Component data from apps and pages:
::::::::::
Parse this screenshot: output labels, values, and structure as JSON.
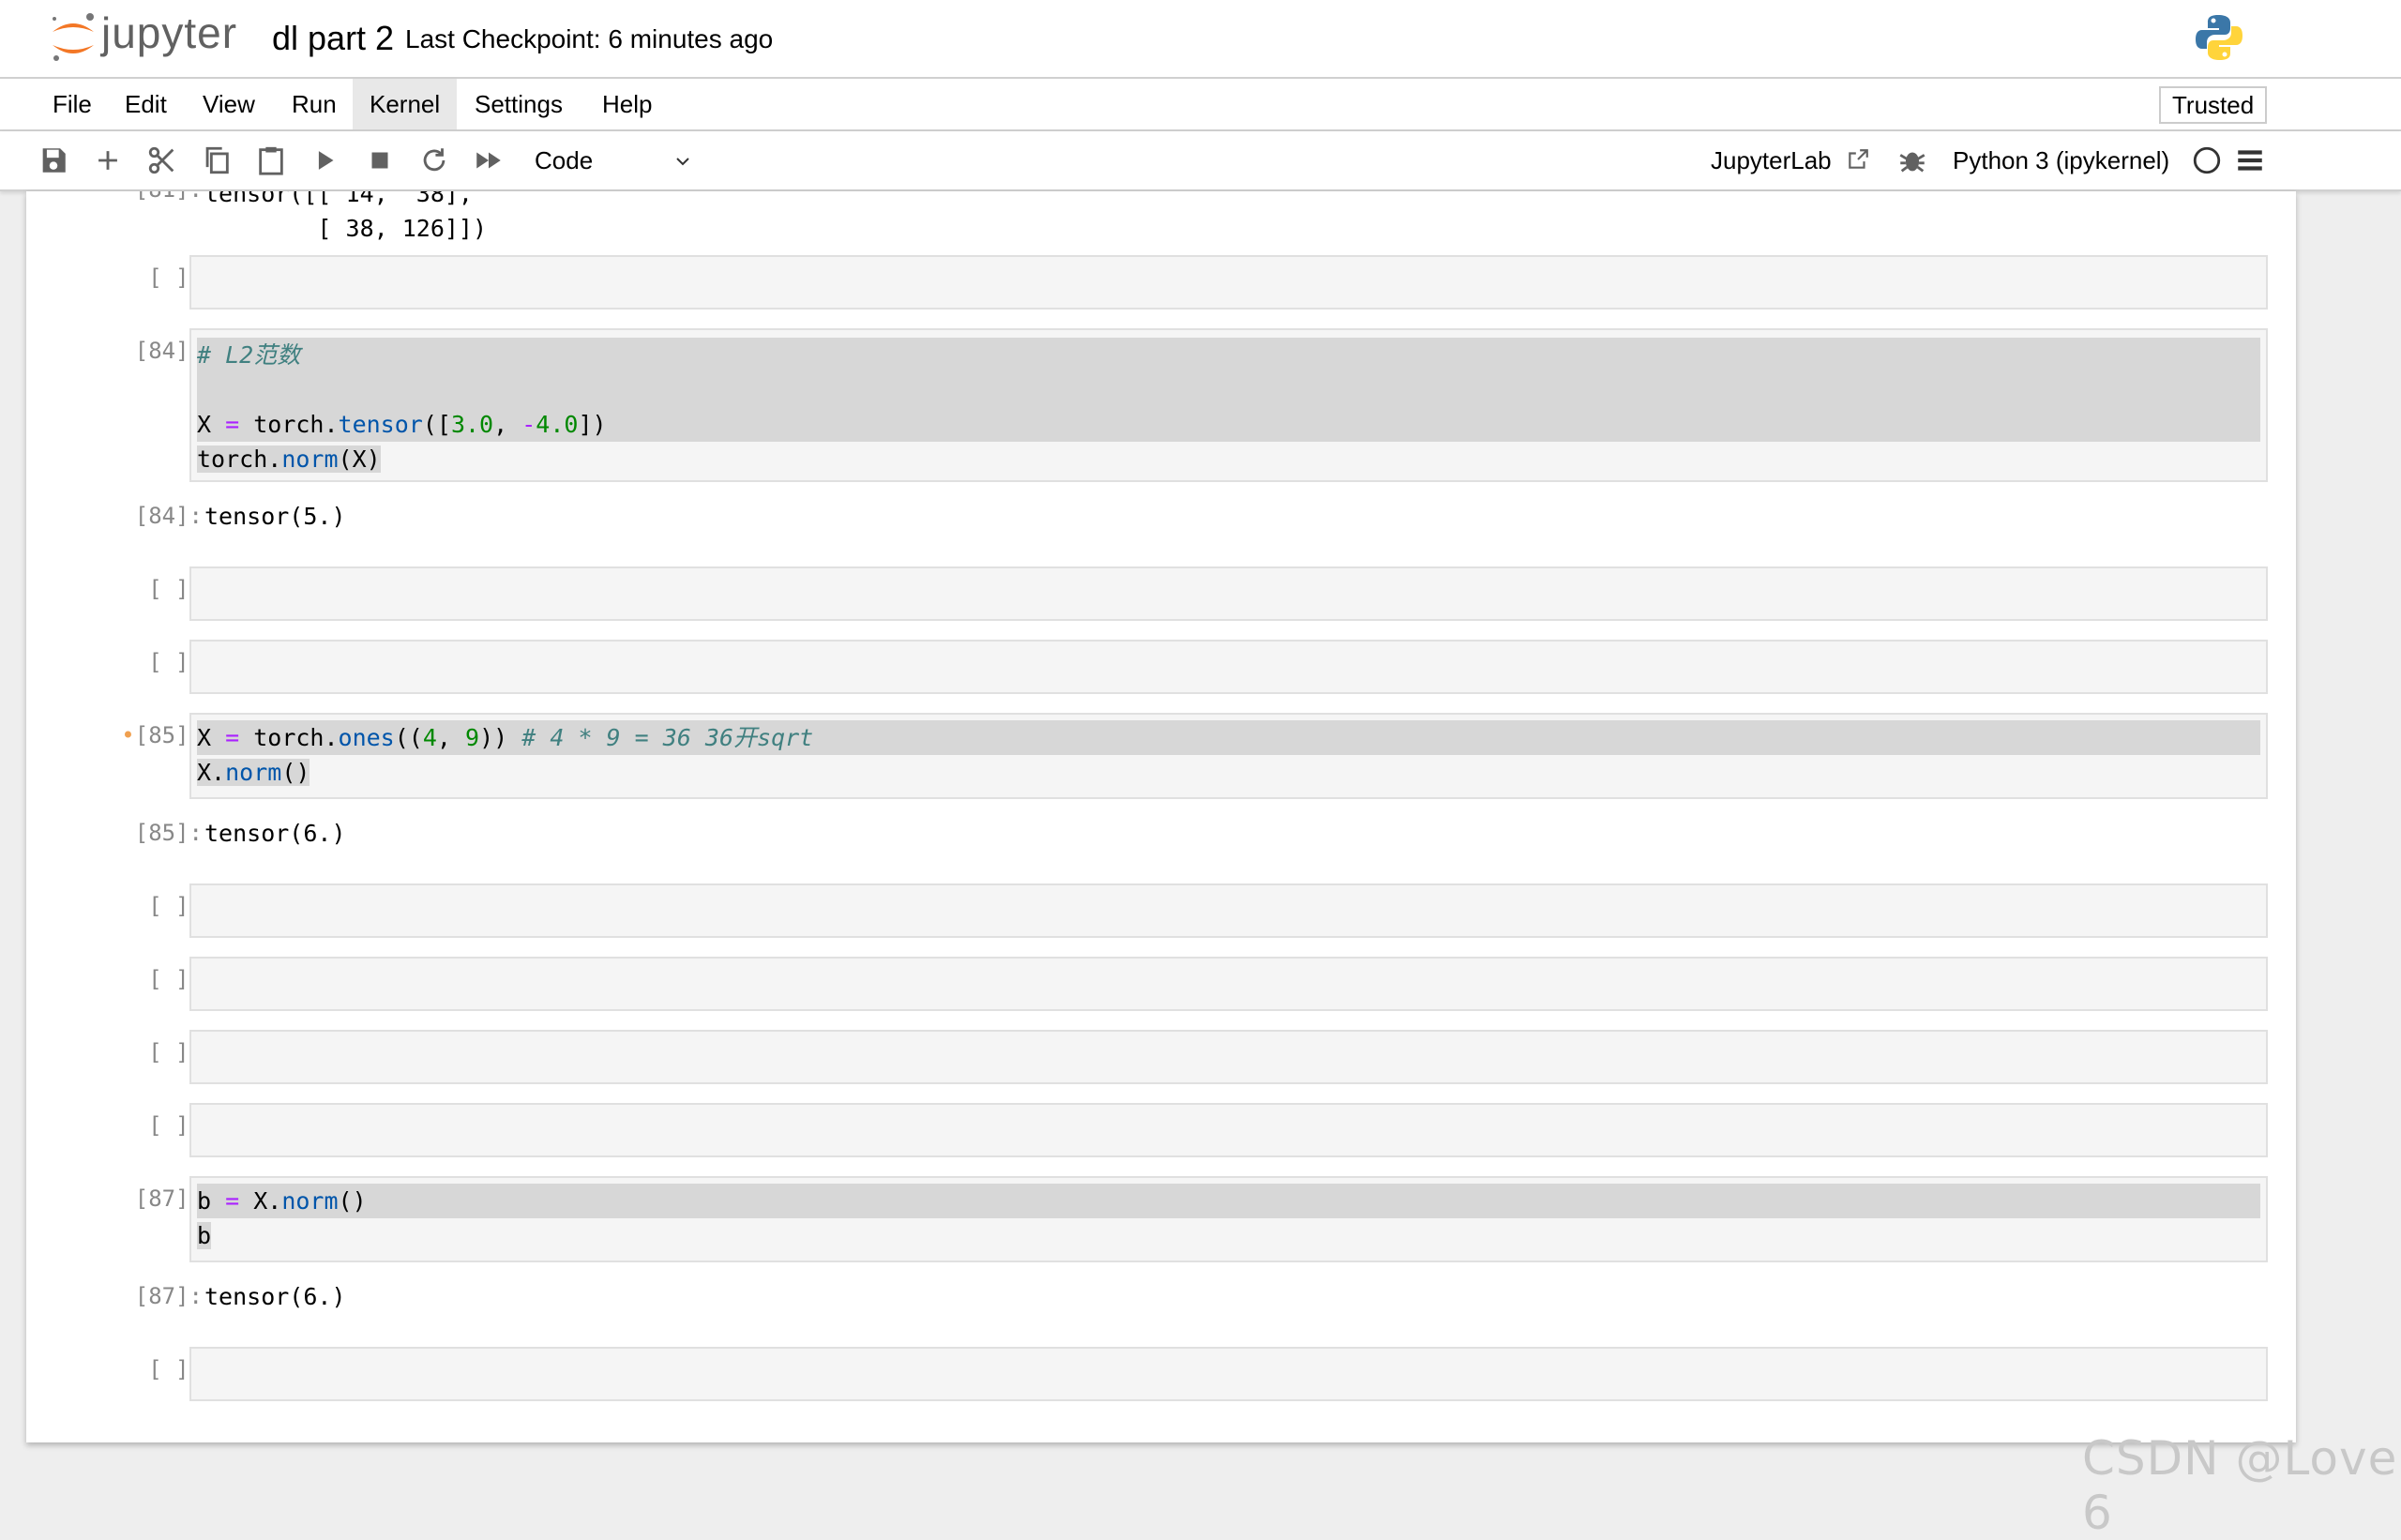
{
  "header": {
    "brand": "jupyter",
    "notebook_title": "dl part 2",
    "checkpoint": "Last Checkpoint: 6 minutes ago"
  },
  "menu": {
    "items": [
      "File",
      "Edit",
      "View",
      "Run",
      "Kernel",
      "Settings",
      "Help"
    ],
    "active": "Kernel",
    "trusted": "Trusted"
  },
  "toolbar": {
    "cell_type": "Code",
    "jupyterlab_link": "JupyterLab",
    "kernel_name": "Python 3 (ipykernel)",
    "icons": [
      "save-icon",
      "add-icon",
      "cut-icon",
      "copy-icon",
      "paste-icon",
      "run-icon",
      "stop-icon",
      "restart-icon",
      "fast-forward-icon",
      "chevron-down-icon",
      "external-link-icon",
      "bug-icon",
      "kernel-status-icon",
      "menu-icon"
    ]
  },
  "cells": {
    "out81": {
      "prompt": "[81]:",
      "text": "tensor([[ 14,  38],\n        [ 38, 126]])"
    },
    "empty_prompt": "[ ]:",
    "c84": {
      "prompt": "[84]:",
      "line1": "# L2范数",
      "line3": {
        "a": "X ",
        "b": "=",
        "c": " torch.",
        "d": "tensor",
        "e": "([",
        "f": "3.0",
        "g": ", ",
        "h": "-",
        "i": "4.0",
        "j": "])"
      },
      "line4": {
        "a": "torch.",
        "b": "norm",
        "c": "(X)"
      },
      "out_prompt": "[84]:",
      "out": "tensor(5.)"
    },
    "c85": {
      "prompt": "[85]:",
      "dot": "•",
      "line1": {
        "a": "X ",
        "b": "=",
        "c": " torch.",
        "d": "ones",
        "e": "((",
        "f": "4",
        "g": ", ",
        "h": "9",
        "i": ")) ",
        "j": "# 4 * 9 = 36 36开sqrt"
      },
      "line2": {
        "a": "X.",
        "b": "norm",
        "c": "()"
      },
      "out_prompt": "[85]:",
      "out": "tensor(6.)"
    },
    "c87": {
      "prompt": "[87]:",
      "line1": {
        "a": "b ",
        "b": "=",
        "c": " X.",
        "d": "norm",
        "e": "()"
      },
      "line2": "b",
      "out_prompt": "[87]:",
      "out": "tensor(6.)"
    }
  },
  "watermark": "CSDN @Love 6"
}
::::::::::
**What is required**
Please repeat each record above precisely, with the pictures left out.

**Response to the exercise**
Parse this screenshot: output labels, values, and structure as JSON.
{
  "header": {
    "brand": "jupyter",
    "notebook_title": "dl part 2",
    "checkpoint": "Last Checkpoint: 6 minutes ago"
  },
  "menu": {
    "items": [
      "File",
      "Edit",
      "View",
      "Run",
      "Kernel",
      "Settings",
      "Help"
    ],
    "active": "Kernel",
    "trusted": "Trusted"
  },
  "toolbar": {
    "cell_type": "Code",
    "jupyterlab_link": "JupyterLab",
    "kernel_name": "Python 3 (ipykernel)",
    "icons": [
      "save-icon",
      "add-icon",
      "cut-icon",
      "copy-icon",
      "paste-icon",
      "run-icon",
      "stop-icon",
      "restart-icon",
      "fast-forward-icon",
      "chevron-down-icon",
      "external-link-icon",
      "bug-icon",
      "kernel-status-icon",
      "menu-icon"
    ]
  },
  "cells": {
    "out81": {
      "prompt": "[81]:",
      "text": "tensor([[ 14,  38],\n        [ 38, 126]])"
    },
    "empty_prompt": "[ ]:",
    "c84": {
      "prompt": "[84]:",
      "line1": "# L2范数",
      "line3": {
        "a": "X ",
        "b": "=",
        "c": " torch.",
        "d": "tensor",
        "e": "([",
        "f": "3.0",
        "g": ", ",
        "h": "-",
        "i": "4.0",
        "j": "])"
      },
      "line4": {
        "a": "torch.",
        "b": "norm",
        "c": "(X)"
      },
      "out_prompt": "[84]:",
      "out": "tensor(5.)"
    },
    "c85": {
      "prompt": "[85]:",
      "dot": "•",
      "line1": {
        "a": "X ",
        "b": "=",
        "c": " torch.",
        "d": "ones",
        "e": "((",
        "f": "4",
        "g": ", ",
        "h": "9",
        "i": ")) ",
        "j": "# 4 * 9 = 36 36开sqrt"
      },
      "line2": {
        "a": "X.",
        "b": "norm",
        "c": "()"
      },
      "out_prompt": "[85]:",
      "out": "tensor(6.)"
    },
    "c87": {
      "prompt": "[87]:",
      "line1": {
        "a": "b ",
        "b": "=",
        "c": " X.",
        "d": "norm",
        "e": "()"
      },
      "line2": "b",
      "out_prompt": "[87]:",
      "out": "tensor(6.)"
    }
  },
  "watermark": "CSDN @Love 6"
}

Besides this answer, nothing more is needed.